*** Block opens ***
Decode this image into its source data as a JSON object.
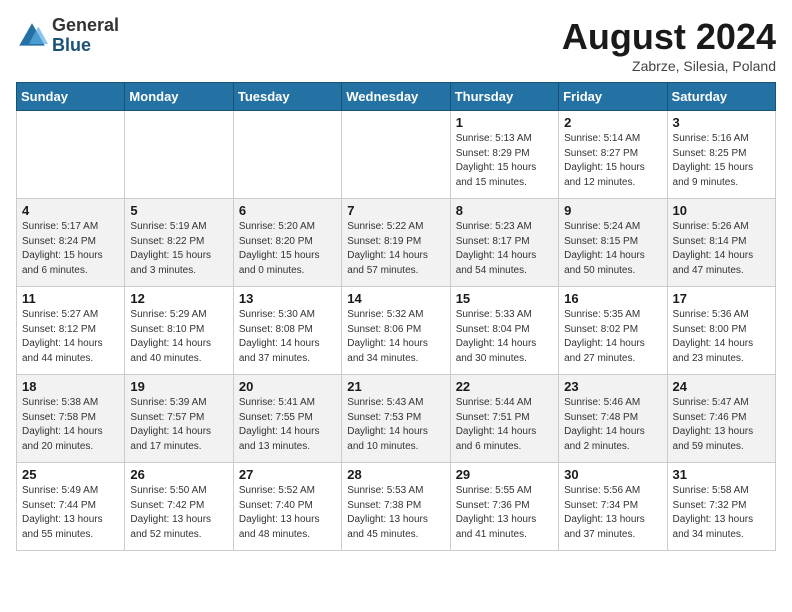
{
  "header": {
    "logo_general": "General",
    "logo_blue": "Blue",
    "month_title": "August 2024",
    "location": "Zabrze, Silesia, Poland"
  },
  "weekdays": [
    "Sunday",
    "Monday",
    "Tuesday",
    "Wednesday",
    "Thursday",
    "Friday",
    "Saturday"
  ],
  "weeks": [
    [
      {
        "day": "",
        "info": ""
      },
      {
        "day": "",
        "info": ""
      },
      {
        "day": "",
        "info": ""
      },
      {
        "day": "",
        "info": ""
      },
      {
        "day": "1",
        "info": "Sunrise: 5:13 AM\nSunset: 8:29 PM\nDaylight: 15 hours\nand 15 minutes."
      },
      {
        "day": "2",
        "info": "Sunrise: 5:14 AM\nSunset: 8:27 PM\nDaylight: 15 hours\nand 12 minutes."
      },
      {
        "day": "3",
        "info": "Sunrise: 5:16 AM\nSunset: 8:25 PM\nDaylight: 15 hours\nand 9 minutes."
      }
    ],
    [
      {
        "day": "4",
        "info": "Sunrise: 5:17 AM\nSunset: 8:24 PM\nDaylight: 15 hours\nand 6 minutes."
      },
      {
        "day": "5",
        "info": "Sunrise: 5:19 AM\nSunset: 8:22 PM\nDaylight: 15 hours\nand 3 minutes."
      },
      {
        "day": "6",
        "info": "Sunrise: 5:20 AM\nSunset: 8:20 PM\nDaylight: 15 hours\nand 0 minutes."
      },
      {
        "day": "7",
        "info": "Sunrise: 5:22 AM\nSunset: 8:19 PM\nDaylight: 14 hours\nand 57 minutes."
      },
      {
        "day": "8",
        "info": "Sunrise: 5:23 AM\nSunset: 8:17 PM\nDaylight: 14 hours\nand 54 minutes."
      },
      {
        "day": "9",
        "info": "Sunrise: 5:24 AM\nSunset: 8:15 PM\nDaylight: 14 hours\nand 50 minutes."
      },
      {
        "day": "10",
        "info": "Sunrise: 5:26 AM\nSunset: 8:14 PM\nDaylight: 14 hours\nand 47 minutes."
      }
    ],
    [
      {
        "day": "11",
        "info": "Sunrise: 5:27 AM\nSunset: 8:12 PM\nDaylight: 14 hours\nand 44 minutes."
      },
      {
        "day": "12",
        "info": "Sunrise: 5:29 AM\nSunset: 8:10 PM\nDaylight: 14 hours\nand 40 minutes."
      },
      {
        "day": "13",
        "info": "Sunrise: 5:30 AM\nSunset: 8:08 PM\nDaylight: 14 hours\nand 37 minutes."
      },
      {
        "day": "14",
        "info": "Sunrise: 5:32 AM\nSunset: 8:06 PM\nDaylight: 14 hours\nand 34 minutes."
      },
      {
        "day": "15",
        "info": "Sunrise: 5:33 AM\nSunset: 8:04 PM\nDaylight: 14 hours\nand 30 minutes."
      },
      {
        "day": "16",
        "info": "Sunrise: 5:35 AM\nSunset: 8:02 PM\nDaylight: 14 hours\nand 27 minutes."
      },
      {
        "day": "17",
        "info": "Sunrise: 5:36 AM\nSunset: 8:00 PM\nDaylight: 14 hours\nand 23 minutes."
      }
    ],
    [
      {
        "day": "18",
        "info": "Sunrise: 5:38 AM\nSunset: 7:58 PM\nDaylight: 14 hours\nand 20 minutes."
      },
      {
        "day": "19",
        "info": "Sunrise: 5:39 AM\nSunset: 7:57 PM\nDaylight: 14 hours\nand 17 minutes."
      },
      {
        "day": "20",
        "info": "Sunrise: 5:41 AM\nSunset: 7:55 PM\nDaylight: 14 hours\nand 13 minutes."
      },
      {
        "day": "21",
        "info": "Sunrise: 5:43 AM\nSunset: 7:53 PM\nDaylight: 14 hours\nand 10 minutes."
      },
      {
        "day": "22",
        "info": "Sunrise: 5:44 AM\nSunset: 7:51 PM\nDaylight: 14 hours\nand 6 minutes."
      },
      {
        "day": "23",
        "info": "Sunrise: 5:46 AM\nSunset: 7:48 PM\nDaylight: 14 hours\nand 2 minutes."
      },
      {
        "day": "24",
        "info": "Sunrise: 5:47 AM\nSunset: 7:46 PM\nDaylight: 13 hours\nand 59 minutes."
      }
    ],
    [
      {
        "day": "25",
        "info": "Sunrise: 5:49 AM\nSunset: 7:44 PM\nDaylight: 13 hours\nand 55 minutes."
      },
      {
        "day": "26",
        "info": "Sunrise: 5:50 AM\nSunset: 7:42 PM\nDaylight: 13 hours\nand 52 minutes."
      },
      {
        "day": "27",
        "info": "Sunrise: 5:52 AM\nSunset: 7:40 PM\nDaylight: 13 hours\nand 48 minutes."
      },
      {
        "day": "28",
        "info": "Sunrise: 5:53 AM\nSunset: 7:38 PM\nDaylight: 13 hours\nand 45 minutes."
      },
      {
        "day": "29",
        "info": "Sunrise: 5:55 AM\nSunset: 7:36 PM\nDaylight: 13 hours\nand 41 minutes."
      },
      {
        "day": "30",
        "info": "Sunrise: 5:56 AM\nSunset: 7:34 PM\nDaylight: 13 hours\nand 37 minutes."
      },
      {
        "day": "31",
        "info": "Sunrise: 5:58 AM\nSunset: 7:32 PM\nDaylight: 13 hours\nand 34 minutes."
      }
    ]
  ]
}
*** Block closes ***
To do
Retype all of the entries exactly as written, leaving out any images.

Problem solution
Decode this image into its source data as a JSON object.
{
  "header": {
    "logo_general": "General",
    "logo_blue": "Blue",
    "month_title": "August 2024",
    "location": "Zabrze, Silesia, Poland"
  },
  "weekdays": [
    "Sunday",
    "Monday",
    "Tuesday",
    "Wednesday",
    "Thursday",
    "Friday",
    "Saturday"
  ],
  "weeks": [
    [
      {
        "day": "",
        "info": ""
      },
      {
        "day": "",
        "info": ""
      },
      {
        "day": "",
        "info": ""
      },
      {
        "day": "",
        "info": ""
      },
      {
        "day": "1",
        "info": "Sunrise: 5:13 AM\nSunset: 8:29 PM\nDaylight: 15 hours\nand 15 minutes."
      },
      {
        "day": "2",
        "info": "Sunrise: 5:14 AM\nSunset: 8:27 PM\nDaylight: 15 hours\nand 12 minutes."
      },
      {
        "day": "3",
        "info": "Sunrise: 5:16 AM\nSunset: 8:25 PM\nDaylight: 15 hours\nand 9 minutes."
      }
    ],
    [
      {
        "day": "4",
        "info": "Sunrise: 5:17 AM\nSunset: 8:24 PM\nDaylight: 15 hours\nand 6 minutes."
      },
      {
        "day": "5",
        "info": "Sunrise: 5:19 AM\nSunset: 8:22 PM\nDaylight: 15 hours\nand 3 minutes."
      },
      {
        "day": "6",
        "info": "Sunrise: 5:20 AM\nSunset: 8:20 PM\nDaylight: 15 hours\nand 0 minutes."
      },
      {
        "day": "7",
        "info": "Sunrise: 5:22 AM\nSunset: 8:19 PM\nDaylight: 14 hours\nand 57 minutes."
      },
      {
        "day": "8",
        "info": "Sunrise: 5:23 AM\nSunset: 8:17 PM\nDaylight: 14 hours\nand 54 minutes."
      },
      {
        "day": "9",
        "info": "Sunrise: 5:24 AM\nSunset: 8:15 PM\nDaylight: 14 hours\nand 50 minutes."
      },
      {
        "day": "10",
        "info": "Sunrise: 5:26 AM\nSunset: 8:14 PM\nDaylight: 14 hours\nand 47 minutes."
      }
    ],
    [
      {
        "day": "11",
        "info": "Sunrise: 5:27 AM\nSunset: 8:12 PM\nDaylight: 14 hours\nand 44 minutes."
      },
      {
        "day": "12",
        "info": "Sunrise: 5:29 AM\nSunset: 8:10 PM\nDaylight: 14 hours\nand 40 minutes."
      },
      {
        "day": "13",
        "info": "Sunrise: 5:30 AM\nSunset: 8:08 PM\nDaylight: 14 hours\nand 37 minutes."
      },
      {
        "day": "14",
        "info": "Sunrise: 5:32 AM\nSunset: 8:06 PM\nDaylight: 14 hours\nand 34 minutes."
      },
      {
        "day": "15",
        "info": "Sunrise: 5:33 AM\nSunset: 8:04 PM\nDaylight: 14 hours\nand 30 minutes."
      },
      {
        "day": "16",
        "info": "Sunrise: 5:35 AM\nSunset: 8:02 PM\nDaylight: 14 hours\nand 27 minutes."
      },
      {
        "day": "17",
        "info": "Sunrise: 5:36 AM\nSunset: 8:00 PM\nDaylight: 14 hours\nand 23 minutes."
      }
    ],
    [
      {
        "day": "18",
        "info": "Sunrise: 5:38 AM\nSunset: 7:58 PM\nDaylight: 14 hours\nand 20 minutes."
      },
      {
        "day": "19",
        "info": "Sunrise: 5:39 AM\nSunset: 7:57 PM\nDaylight: 14 hours\nand 17 minutes."
      },
      {
        "day": "20",
        "info": "Sunrise: 5:41 AM\nSunset: 7:55 PM\nDaylight: 14 hours\nand 13 minutes."
      },
      {
        "day": "21",
        "info": "Sunrise: 5:43 AM\nSunset: 7:53 PM\nDaylight: 14 hours\nand 10 minutes."
      },
      {
        "day": "22",
        "info": "Sunrise: 5:44 AM\nSunset: 7:51 PM\nDaylight: 14 hours\nand 6 minutes."
      },
      {
        "day": "23",
        "info": "Sunrise: 5:46 AM\nSunset: 7:48 PM\nDaylight: 14 hours\nand 2 minutes."
      },
      {
        "day": "24",
        "info": "Sunrise: 5:47 AM\nSunset: 7:46 PM\nDaylight: 13 hours\nand 59 minutes."
      }
    ],
    [
      {
        "day": "25",
        "info": "Sunrise: 5:49 AM\nSunset: 7:44 PM\nDaylight: 13 hours\nand 55 minutes."
      },
      {
        "day": "26",
        "info": "Sunrise: 5:50 AM\nSunset: 7:42 PM\nDaylight: 13 hours\nand 52 minutes."
      },
      {
        "day": "27",
        "info": "Sunrise: 5:52 AM\nSunset: 7:40 PM\nDaylight: 13 hours\nand 48 minutes."
      },
      {
        "day": "28",
        "info": "Sunrise: 5:53 AM\nSunset: 7:38 PM\nDaylight: 13 hours\nand 45 minutes."
      },
      {
        "day": "29",
        "info": "Sunrise: 5:55 AM\nSunset: 7:36 PM\nDaylight: 13 hours\nand 41 minutes."
      },
      {
        "day": "30",
        "info": "Sunrise: 5:56 AM\nSunset: 7:34 PM\nDaylight: 13 hours\nand 37 minutes."
      },
      {
        "day": "31",
        "info": "Sunrise: 5:58 AM\nSunset: 7:32 PM\nDaylight: 13 hours\nand 34 minutes."
      }
    ]
  ]
}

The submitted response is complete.